**What is expected:** Please print every record exactly as it stands, leaving out the pictures.

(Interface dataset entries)
________________________________________
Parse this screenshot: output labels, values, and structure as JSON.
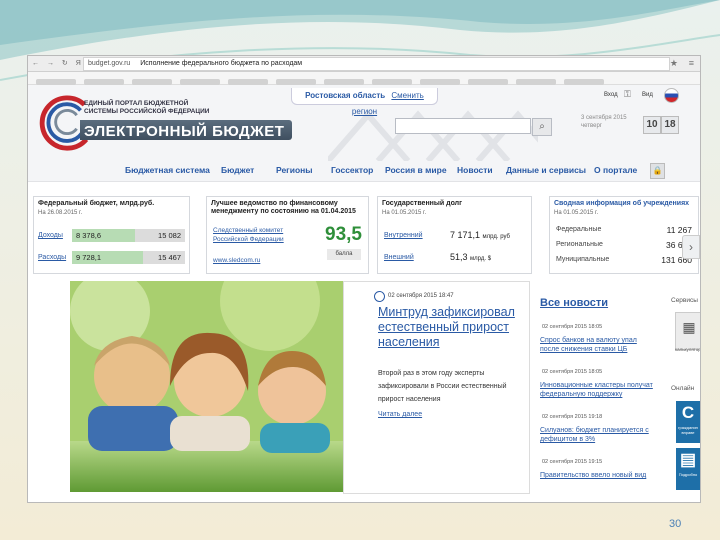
{
  "browser": {
    "nav_glyphs": "← → ↻ Я",
    "url_domain": "budget.gov.ru",
    "page_title": "Исполнение федерального бюджета по расходам",
    "star_icon": "star-icon",
    "menu_icon": "menu-icon"
  },
  "header": {
    "portal_name": "ЕДИНЫЙ ПОРТАЛ БЮДЖЕТНОЙ СИСТЕМЫ РОССИЙСКОЙ ФЕДЕРАЦИИ",
    "brand": "ЭЛЕКТРОННЫЙ БЮДЖЕТ",
    "region": "Ростовская область",
    "change_region": "Сменить регион",
    "login": "Вход",
    "lang": "Вид",
    "date_line1": "3 сентября 2015",
    "date_line2": "четверг",
    "counter": [
      "10",
      "18"
    ],
    "search_icon": "search-icon"
  },
  "menu": [
    "Бюджетная система",
    "Бюджет",
    "Регионы",
    "Госсектор",
    "Россия в мире",
    "Новости",
    "Данные и сервисы",
    "О портале"
  ],
  "panels": {
    "federal": {
      "title": "Федеральный бюджет, млрд.руб.",
      "date": "На 26.08.2015 г.",
      "rows": [
        {
          "label": "Доходы",
          "fact": "8 378,6",
          "plan": "15 082",
          "fraction": 0.56
        },
        {
          "label": "Расходы",
          "fact": "9 728,1",
          "plan": "15 467",
          "fraction": 0.63
        }
      ]
    },
    "best": {
      "title": "Лучшее ведомство по финансовому менеджменту по состоянию на 01.04.2015",
      "org": "Следственный комитет Российской Федерации",
      "link": "www.sledcom.ru",
      "score": "93,5",
      "score_label": "балла"
    },
    "debt": {
      "title": "Государственный долг",
      "date": "На 01.05.2015 г.",
      "rows": [
        {
          "label": "Внутренний",
          "value": "7 171,1",
          "unit": "млрд. руб"
        },
        {
          "label": "Внешний",
          "value": "51,3",
          "unit": "млрд. $"
        }
      ]
    },
    "summary": {
      "title": "Сводная информация об учреждениях",
      "date": "На 01.05.2015 г.",
      "rows": [
        {
          "label": "Федеральные",
          "value": "11 267"
        },
        {
          "label": "Региональные",
          "value": "36 606"
        },
        {
          "label": "Муниципальные",
          "value": "131 660"
        }
      ]
    }
  },
  "main_news": {
    "date": "02 сентября 2015 18:47",
    "title": "Минтруд зафиксировал естественный прирост населения",
    "text": "Второй раз в этом году эксперты зафиксировали в России естественный прирост населения",
    "more": "Читать далее"
  },
  "news": {
    "header": "Все новости",
    "items": [
      {
        "date": "02 сентября 2015 18:05",
        "title": "Спрос банков на валюту упал после снижения ставки ЦБ"
      },
      {
        "date": "02 сентября 2015 18:05",
        "title": "Инновационные кластеры получат федеральную поддержку"
      },
      {
        "date": "02 сентября 2015 19:18",
        "title": "Силуанов: бюджет планируется с дефицитом в 3%"
      },
      {
        "date": "02 сентября 2015 19:15",
        "title": "Правительство ввело новый вид"
      }
    ]
  },
  "services": {
    "header": "Сервисы",
    "calc_label": "калькулятор",
    "header2": "Онлайн",
    "tiles": [
      {
        "glyph": "С",
        "caption": "гражданин вправе"
      },
      {
        "glyph": "▤",
        "caption": "Подробно"
      }
    ]
  },
  "slide": {
    "page_number": "30"
  }
}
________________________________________
**Task result:**
Parse this screenshot: output labels, values, and structure as JSON.
{
  "browser": {
    "nav_glyphs": "← → ↻ Я",
    "url_domain": "budget.gov.ru",
    "page_title": "Исполнение федерального бюджета по расходам",
    "star_icon": "star-icon",
    "menu_icon": "menu-icon"
  },
  "header": {
    "portal_name": "ЕДИНЫЙ ПОРТАЛ БЮДЖЕТНОЙ СИСТЕМЫ РОССИЙСКОЙ ФЕДЕРАЦИИ",
    "brand": "ЭЛЕКТРОННЫЙ БЮДЖЕТ",
    "region": "Ростовская область",
    "change_region": "Сменить регион",
    "login": "Вход",
    "lang": "Вид",
    "date_line1": "3 сентября 2015",
    "date_line2": "четверг",
    "counter": [
      "10",
      "18"
    ],
    "search_icon": "search-icon"
  },
  "menu": [
    "Бюджетная система",
    "Бюджет",
    "Регионы",
    "Госсектор",
    "Россия в мире",
    "Новости",
    "Данные и сервисы",
    "О портале"
  ],
  "panels": {
    "federal": {
      "title": "Федеральный бюджет, млрд.руб.",
      "date": "На 26.08.2015 г.",
      "rows": [
        {
          "label": "Доходы",
          "fact": "8 378,6",
          "plan": "15 082",
          "fraction": 0.56
        },
        {
          "label": "Расходы",
          "fact": "9 728,1",
          "plan": "15 467",
          "fraction": 0.63
        }
      ]
    },
    "best": {
      "title": "Лучшее ведомство по финансовому менеджменту по состоянию на 01.04.2015",
      "org": "Следственный комитет Российской Федерации",
      "link": "www.sledcom.ru",
      "score": "93,5",
      "score_label": "балла"
    },
    "debt": {
      "title": "Государственный долг",
      "date": "На 01.05.2015 г.",
      "rows": [
        {
          "label": "Внутренний",
          "value": "7 171,1",
          "unit": "млрд. руб"
        },
        {
          "label": "Внешний",
          "value": "51,3",
          "unit": "млрд. $"
        }
      ]
    },
    "summary": {
      "title": "Сводная информация об учреждениях",
      "date": "На 01.05.2015 г.",
      "rows": [
        {
          "label": "Федеральные",
          "value": "11 267"
        },
        {
          "label": "Региональные",
          "value": "36 606"
        },
        {
          "label": "Муниципальные",
          "value": "131 660"
        }
      ]
    }
  },
  "main_news": {
    "date": "02 сентября 2015 18:47",
    "title": "Минтруд зафиксировал естественный прирост населения",
    "text": "Второй раз в этом году эксперты зафиксировали в России естественный прирост населения",
    "more": "Читать далее"
  },
  "news": {
    "header": "Все новости",
    "items": [
      {
        "date": "02 сентября 2015 18:05",
        "title": "Спрос банков на валюту упал после снижения ставки ЦБ"
      },
      {
        "date": "02 сентября 2015 18:05",
        "title": "Инновационные кластеры получат федеральную поддержку"
      },
      {
        "date": "02 сентября 2015 19:18",
        "title": "Силуанов: бюджет планируется с дефицитом в 3%"
      },
      {
        "date": "02 сентября 2015 19:15",
        "title": "Правительство ввело новый вид"
      }
    ]
  },
  "services": {
    "header": "Сервисы",
    "calc_label": "калькулятор",
    "header2": "Онлайн",
    "tiles": [
      {
        "glyph": "С",
        "caption": "гражданин вправе"
      },
      {
        "glyph": "▤",
        "caption": "Подробно"
      }
    ]
  },
  "slide": {
    "page_number": "30"
  }
}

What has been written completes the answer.